Items from a data source
* * * *

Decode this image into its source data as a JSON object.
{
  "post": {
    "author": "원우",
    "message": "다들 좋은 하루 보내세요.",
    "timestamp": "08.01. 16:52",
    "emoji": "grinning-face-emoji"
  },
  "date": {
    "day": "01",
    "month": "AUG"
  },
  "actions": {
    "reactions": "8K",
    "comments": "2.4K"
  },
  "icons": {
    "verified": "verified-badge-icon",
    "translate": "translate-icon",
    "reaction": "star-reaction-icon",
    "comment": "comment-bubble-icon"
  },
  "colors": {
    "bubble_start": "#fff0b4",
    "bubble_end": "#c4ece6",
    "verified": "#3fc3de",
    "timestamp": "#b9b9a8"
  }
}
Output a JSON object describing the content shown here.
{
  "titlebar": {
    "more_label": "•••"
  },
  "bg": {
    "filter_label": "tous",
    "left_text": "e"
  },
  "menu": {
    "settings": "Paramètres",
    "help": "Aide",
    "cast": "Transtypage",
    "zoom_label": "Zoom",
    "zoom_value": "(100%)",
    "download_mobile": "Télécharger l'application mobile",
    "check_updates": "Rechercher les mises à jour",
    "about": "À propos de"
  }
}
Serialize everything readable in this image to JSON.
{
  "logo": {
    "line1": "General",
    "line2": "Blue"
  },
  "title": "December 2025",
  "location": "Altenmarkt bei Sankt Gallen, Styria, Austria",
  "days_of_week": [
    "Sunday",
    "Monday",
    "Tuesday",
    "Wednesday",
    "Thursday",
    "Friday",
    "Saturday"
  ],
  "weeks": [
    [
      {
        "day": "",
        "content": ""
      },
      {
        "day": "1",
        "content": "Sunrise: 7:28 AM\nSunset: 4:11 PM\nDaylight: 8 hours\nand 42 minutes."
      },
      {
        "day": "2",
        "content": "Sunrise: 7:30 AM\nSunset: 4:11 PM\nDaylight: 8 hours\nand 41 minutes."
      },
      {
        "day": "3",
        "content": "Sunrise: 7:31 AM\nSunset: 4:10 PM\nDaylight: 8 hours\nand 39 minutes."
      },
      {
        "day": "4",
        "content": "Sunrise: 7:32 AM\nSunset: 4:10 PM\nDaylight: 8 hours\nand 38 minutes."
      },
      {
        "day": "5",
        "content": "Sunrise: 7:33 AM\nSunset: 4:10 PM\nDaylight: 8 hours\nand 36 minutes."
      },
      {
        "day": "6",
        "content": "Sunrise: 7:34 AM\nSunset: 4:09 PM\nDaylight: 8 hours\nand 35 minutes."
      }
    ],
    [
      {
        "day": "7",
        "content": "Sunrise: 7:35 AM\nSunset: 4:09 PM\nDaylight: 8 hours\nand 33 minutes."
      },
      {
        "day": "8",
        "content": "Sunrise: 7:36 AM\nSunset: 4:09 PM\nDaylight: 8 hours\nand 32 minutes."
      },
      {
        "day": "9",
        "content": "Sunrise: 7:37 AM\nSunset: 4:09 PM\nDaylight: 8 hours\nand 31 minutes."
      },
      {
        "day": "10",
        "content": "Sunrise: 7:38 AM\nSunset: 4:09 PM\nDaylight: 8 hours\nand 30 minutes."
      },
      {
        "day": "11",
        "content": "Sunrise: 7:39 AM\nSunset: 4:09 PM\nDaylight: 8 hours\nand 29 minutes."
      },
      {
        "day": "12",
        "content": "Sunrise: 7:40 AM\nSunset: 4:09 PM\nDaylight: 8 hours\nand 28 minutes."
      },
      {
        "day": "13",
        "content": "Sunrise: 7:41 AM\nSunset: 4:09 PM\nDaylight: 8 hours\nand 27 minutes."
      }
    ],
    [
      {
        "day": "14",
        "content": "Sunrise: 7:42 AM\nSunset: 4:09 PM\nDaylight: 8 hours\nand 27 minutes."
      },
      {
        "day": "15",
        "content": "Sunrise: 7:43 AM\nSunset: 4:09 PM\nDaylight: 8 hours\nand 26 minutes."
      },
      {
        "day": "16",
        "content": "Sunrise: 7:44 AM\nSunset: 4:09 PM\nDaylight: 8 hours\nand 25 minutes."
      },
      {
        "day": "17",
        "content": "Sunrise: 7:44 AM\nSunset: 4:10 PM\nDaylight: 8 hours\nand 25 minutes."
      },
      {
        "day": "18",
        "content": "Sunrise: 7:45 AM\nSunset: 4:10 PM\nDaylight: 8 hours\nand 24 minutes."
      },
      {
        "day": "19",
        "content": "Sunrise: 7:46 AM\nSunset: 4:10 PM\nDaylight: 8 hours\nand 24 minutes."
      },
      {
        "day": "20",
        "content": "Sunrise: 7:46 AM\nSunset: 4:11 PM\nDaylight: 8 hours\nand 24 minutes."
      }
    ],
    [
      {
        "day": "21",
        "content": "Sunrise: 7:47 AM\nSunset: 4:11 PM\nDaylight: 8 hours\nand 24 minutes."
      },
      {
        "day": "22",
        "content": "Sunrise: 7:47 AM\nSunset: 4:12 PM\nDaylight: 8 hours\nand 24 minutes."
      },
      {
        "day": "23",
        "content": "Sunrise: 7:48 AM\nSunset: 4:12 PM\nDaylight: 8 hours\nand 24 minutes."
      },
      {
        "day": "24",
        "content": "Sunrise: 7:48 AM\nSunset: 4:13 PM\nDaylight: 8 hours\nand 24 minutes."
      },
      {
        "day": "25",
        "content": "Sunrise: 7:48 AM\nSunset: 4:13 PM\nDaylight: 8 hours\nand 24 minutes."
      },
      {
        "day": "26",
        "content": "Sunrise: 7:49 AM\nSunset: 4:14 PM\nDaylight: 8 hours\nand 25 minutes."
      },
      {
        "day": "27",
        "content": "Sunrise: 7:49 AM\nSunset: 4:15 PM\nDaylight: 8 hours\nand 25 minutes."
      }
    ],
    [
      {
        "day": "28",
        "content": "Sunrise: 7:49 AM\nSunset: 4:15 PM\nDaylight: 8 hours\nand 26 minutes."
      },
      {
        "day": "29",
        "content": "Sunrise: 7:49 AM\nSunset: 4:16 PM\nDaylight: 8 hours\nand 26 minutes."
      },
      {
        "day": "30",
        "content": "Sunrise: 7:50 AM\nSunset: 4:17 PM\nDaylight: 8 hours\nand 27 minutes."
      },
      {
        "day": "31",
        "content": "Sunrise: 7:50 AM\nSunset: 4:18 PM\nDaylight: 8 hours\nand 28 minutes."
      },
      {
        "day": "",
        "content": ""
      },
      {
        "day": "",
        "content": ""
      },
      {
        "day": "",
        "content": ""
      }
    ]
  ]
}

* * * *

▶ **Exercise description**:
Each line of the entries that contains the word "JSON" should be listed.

▶ **Solution**:
Decode this image into its source data as a JSON object.
Output a JSON object describing the content shown here.
Serialize everything readable in this image to JSON.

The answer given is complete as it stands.